University College Winchester's Psychology department currently runs a voluntary, out of class schme of student support units (SSUs).These are aimed at 1) improving individual learning outcomes through collaborative work; 2) exploring and developing skills for working in groups which are underpinned by psychological theory in the curriculum. Staff support SSUs generally with suggested exercises. Students who have taken part in the scheme have evaluated it very positively and the scheme was also highly commended in the last QAA (1999). However, at present a minority of students participate. This mini-project will evaluate a change to the scheme whereby, in consultation with groups individually, learning needs are ascertained and supported by a more tailor-made approach aimed at increasing participation in and efficacy of the scheme.
Update February 2003
We already had a number of issues that we were keen to see facilitated by the scheme – in particular, student confidence and perceived self-efficacy; motivation and learning to learn – so the grant is giving us the opportunity to monitor related group outcomes in more depth. For additional structure, we have developed a number of exercises encouraging the practice and discussion of learning skills and self-reflection, all adapted for group use. Each group gets a pack with exercises and a group diary in which to record thoughts and activities. We have also introduced a staff 'mentor' (one of the investigators) to meet regularly with each group.
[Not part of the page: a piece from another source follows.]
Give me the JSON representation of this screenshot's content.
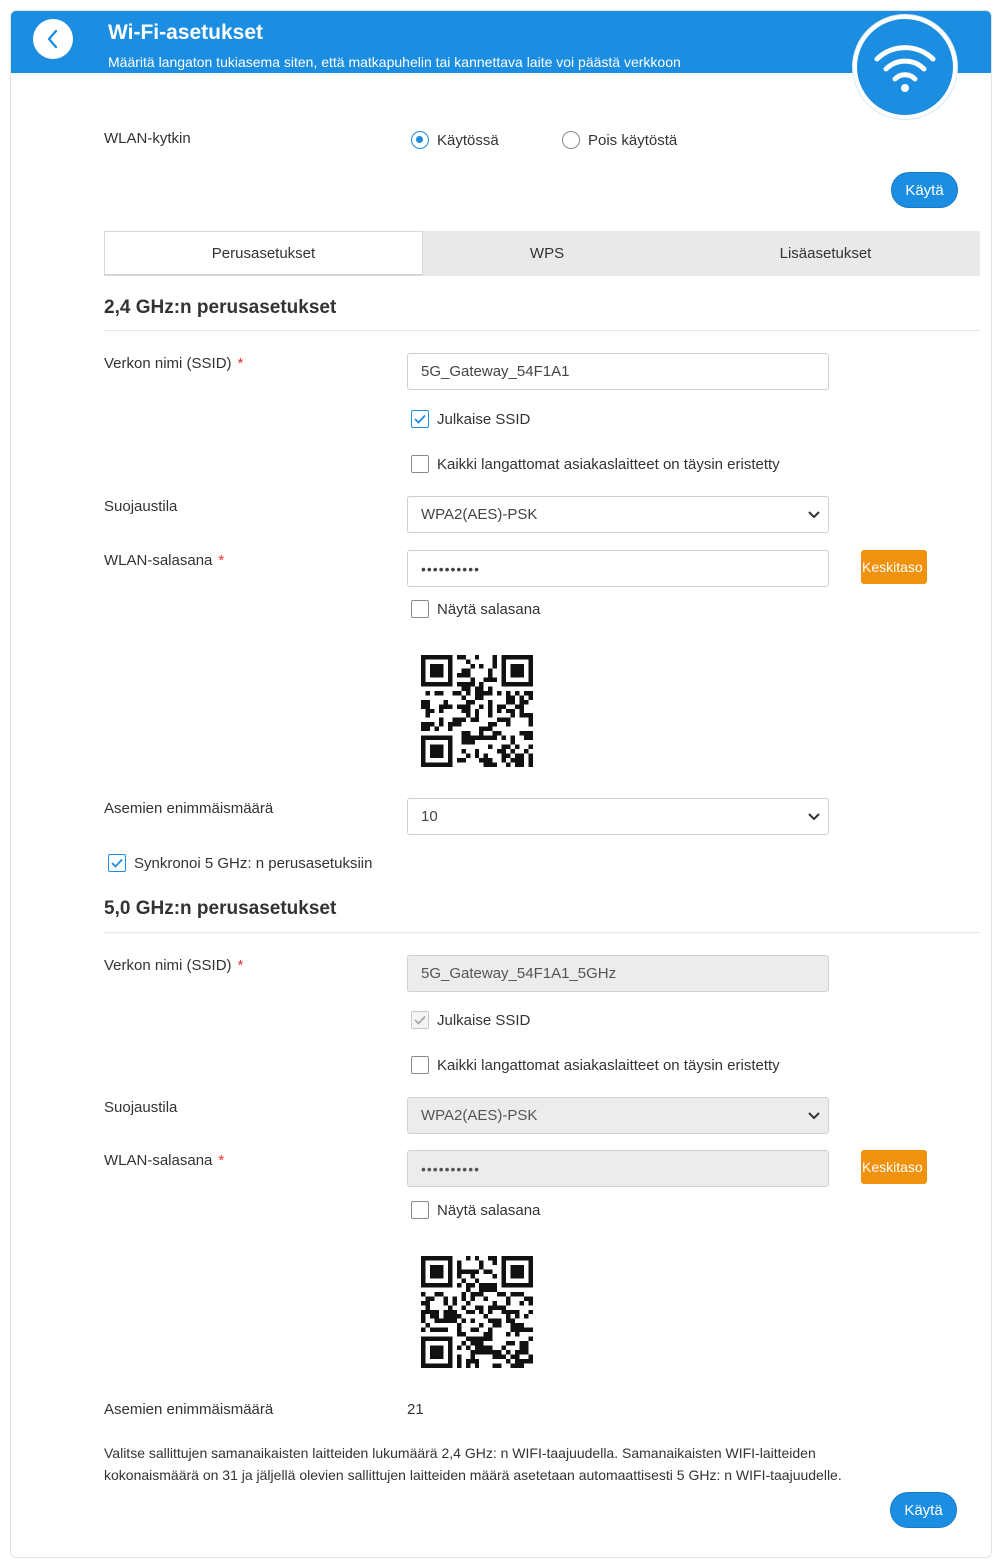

So far we have twenty two voluntary groups in the first year compared with the usual 10-12 groups. The exercises have been received until now with rather muted enthusiasm, and we are already discussing making them more directly relevant to the modules next year. They seem generally to have been used as ice-breakers. However, the mentor plan is proving interesting. Our mentor role ranges from being used as a sounding board for solving personality issues to direct intervention in dysfunctional group dynamics; from advising how the exercises might be made directly relevant to the students' particular learning experiences to more generally assisting self-reflection and group evaluation. All groups think it's helpful and like the fact that it gives them more access to academic staff.
Over-arching emerging issues are the mentor role (where does the mentor 'sit' with the group?); functional architecture of the group; group and individual achievement and evaluation; social cohesion. We are concentrating on our first year students. Our strategy is to frontload skills development in Year One, and we think that the SSUs could be a very important means of extending our reach beyond the classroom.Funding:
April 2002Contact: Alison Barton
School of Social Science ,
University College Winchester,
Sparkford Road ,